Robert, I thought it was interesting that you’d actually looked at Fox News Channel as an example even though they’re not sports—how they positioned themselves.
Gottlieb: When we were launching Fox Sports 1, obviously we looked at other challenger brands such as Samsung versus Apple, and the history of challenger brands—what have they done right, what have they done wrong. In the television space, Fox News was a challenger brand to CNN, and obviously were very successful, given time, at challenging that dominant brand. And I think the big take-away from that was … people love characters, people love personalities. There’s a strong argument to be made that in general entertainment or in sports, people tune in to see people they like, the characters and the people they want to spend time with—something that Fox News figured out early on. They had big personalities, O’Reilly or whatever. It’s not like, “Oh, I want to see a show about a guy talking about the news.” It’s, “I want to see Bill O’Reilly.” The same things that sell a fight, the same things that sell anything.

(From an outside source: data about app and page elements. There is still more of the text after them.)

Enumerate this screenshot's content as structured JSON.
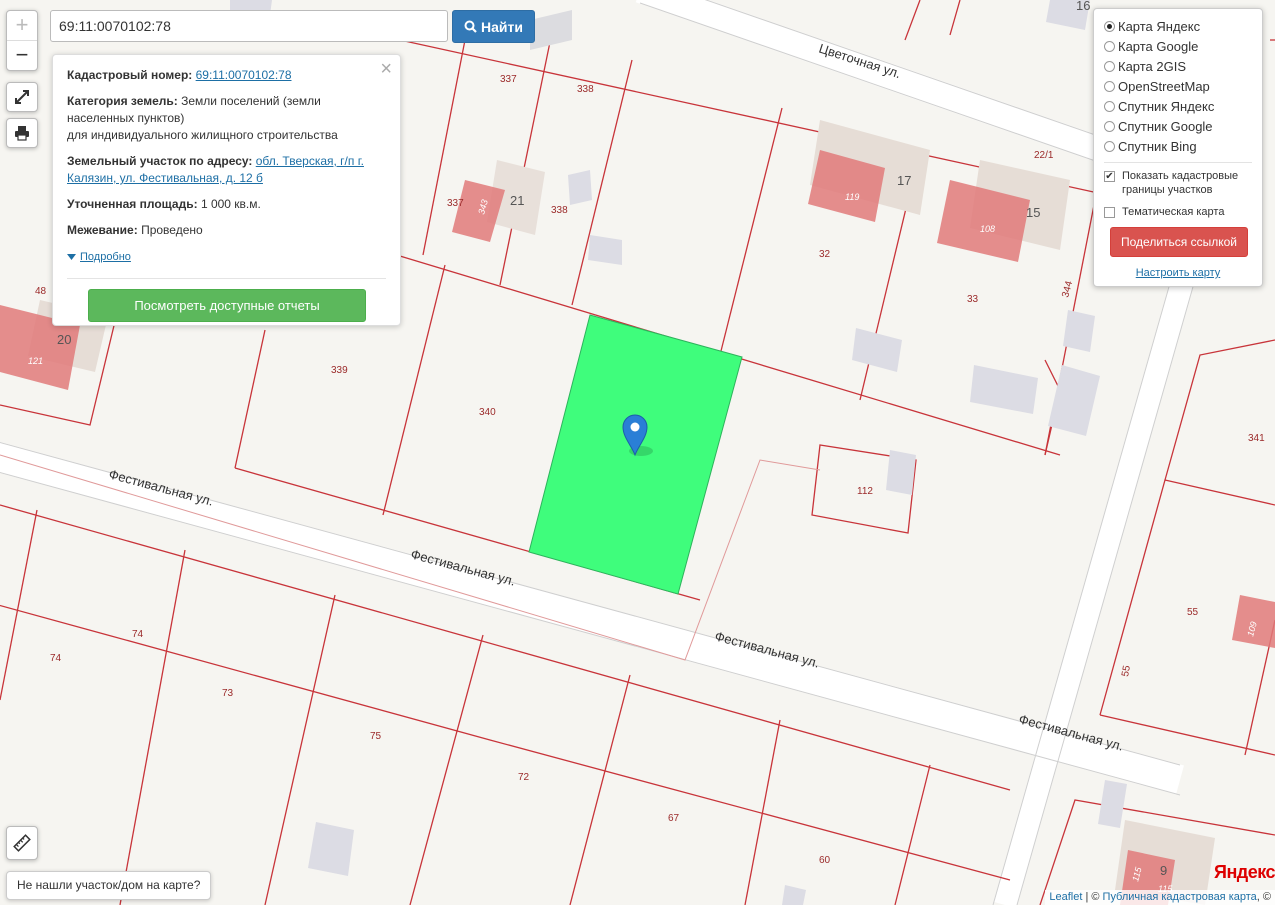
{
  "search": {
    "value": "69:11:0070102:78",
    "button_label": "Найти"
  },
  "zoom": {
    "in_label": "+",
    "out_label": "−"
  },
  "info_panel": {
    "cadastral_label": "Кадастровый номер:",
    "cadastral_value": "69:11:0070102:78",
    "category_label": "Категория земель:",
    "category_value": "Земли поселений (земли населенных пунктов)",
    "category_value2": "для индивидуального жилищного строительства",
    "address_label": "Земельный участок по адресу:",
    "address_value": "обл. Тверская, г/п г. Калязин, ул. Фестивальная, д. 12 б",
    "area_label": "Уточненная площадь:",
    "area_value": "1 000 кв.м.",
    "survey_label": "Межевание:",
    "survey_value": "Проведено",
    "more_label": "Подробно",
    "reports_button": "Посмотреть доступные отчеты",
    "close_label": "×"
  },
  "layers": {
    "options": [
      {
        "label": "Карта Яндекс",
        "selected": true
      },
      {
        "label": "Карта Google",
        "selected": false
      },
      {
        "label": "Карта 2GIS",
        "selected": false
      },
      {
        "label": "OpenStreetMap",
        "selected": false
      },
      {
        "label": "Спутник Яндекс",
        "selected": false
      },
      {
        "label": "Спутник Google",
        "selected": false
      },
      {
        "label": "Спутник Bing",
        "selected": false
      }
    ],
    "show_borders_label": "Показать кадастровые границы участков",
    "show_borders_checked": true,
    "thematic_label": "Тематическая карта",
    "thematic_checked": false,
    "share_button": "Поделиться ссылкой",
    "configure_link": "Настроить карту"
  },
  "not_found_button": "Не нашли участок/дом на карте?",
  "attribution": {
    "leaflet": "Leaflet",
    "separator": " | © ",
    "pkk": "Публичная кадастровая карта",
    "suffix": ", ©"
  },
  "yandex_logo": "Яндекс",
  "map": {
    "streets": [
      "Цветочная ул.",
      "Фестивальная ул.",
      "Фестивальная ул.",
      "Фестивальная ул.",
      "Фестивальная ул."
    ],
    "house_numbers": [
      "21",
      "17",
      "15",
      "20",
      "16",
      "9",
      "22/1"
    ],
    "parcel_numbers": [
      "337",
      "338",
      "337",
      "338",
      "339",
      "340",
      "32",
      "33",
      "344",
      "112",
      "341",
      "55",
      "55",
      "74",
      "74",
      "73",
      "75",
      "72",
      "67",
      "60",
      "48"
    ],
    "building_numbers": [
      "343",
      "119",
      "108",
      "121",
      "109",
      "115",
      "115"
    ]
  },
  "colors": {
    "selected_parcel": "#3ffd7c",
    "parcel_border": "#c8343a",
    "building_red": "#e07a7a",
    "marker": "#2a7fd6"
  }
}
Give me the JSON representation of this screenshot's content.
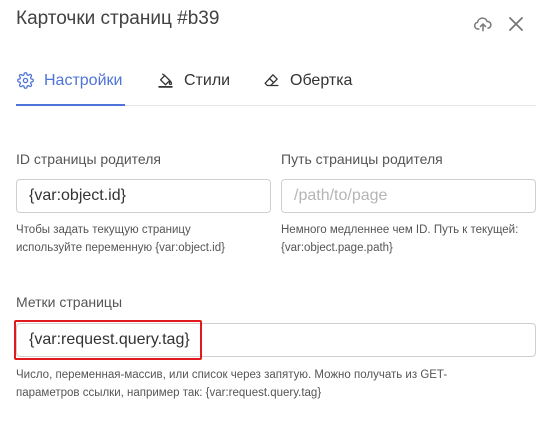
{
  "header": {
    "title": "Карточки страниц #b39",
    "upload_icon": "cloud-upload-icon",
    "close_icon": "close-icon"
  },
  "tabs": [
    {
      "label": "Настройки",
      "icon": "gear-icon",
      "active": true
    },
    {
      "label": "Стили",
      "icon": "paint-bucket-icon",
      "active": false
    },
    {
      "label": "Обертка",
      "icon": "eraser-icon",
      "active": false
    }
  ],
  "fields": {
    "parent_id": {
      "label": "ID страницы родителя",
      "value": "{var:object.id}",
      "help_line1": "Чтобы задать текущую страницу",
      "help_line2": "используйте переменную {var:object.id}"
    },
    "parent_path": {
      "label": "Путь страницы родителя",
      "value": "",
      "placeholder": "/path/to/page",
      "help_line1": "Немного медленнее чем ID. Путь к текущей:",
      "help_line2": "{var:object.page.path}"
    },
    "tags": {
      "label": "Метки страницы",
      "value": "{var:request.query.tag}",
      "help_line1": "Число, переменная-массив, или список через запятую. Можно получать из GET-",
      "help_line2": "параметров ссылки, например так: {var:request.query.tag}"
    }
  },
  "colors": {
    "accent": "#4f74d9",
    "highlight": "#e0191f",
    "border": "#cfcfcf"
  }
}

Is there a technology or innovation out there that you’re sort of intrigued by that you haven’t used yet? And how do you stay on that edge?
White: As soon as something new comes out—it might be social media, it might be an over-the-top way to get the product to more people, it might be something new in production that we want to look at and try. We tried 3-D; we’re looking at 4K. Earlier, when we were struggling, one of the big mistakes we made—and we really learned a lesson from it—was we didn’t jump on HD quick enough. It was crazy expensive and we were treading water and trying to make this thing work. But that was a big lesson for us. We’ll never let that happen again. Anything new that comes out, we are all over it. The whole 4K thing, we started working on that probably six months ago.
Baird: To me, the next big thing that will make us better is how we use smart data. Not big data, because big is not necessarily better. But smart data from all these devices. How can we tap into that smart data to really make better decisions.
Miller: We have the ability now, through technology, to know who watches us, and we can have a one-on-one connection with them even though we don’t necessarily know their names. Ultimately, with all the technology that we can come up with [and] how we present it—whether it’s super slow-mo or it’s super close—it is ultimately the human drama that takes place in front of the screen which captivates the American public.
Graphics: Carlos Monteiro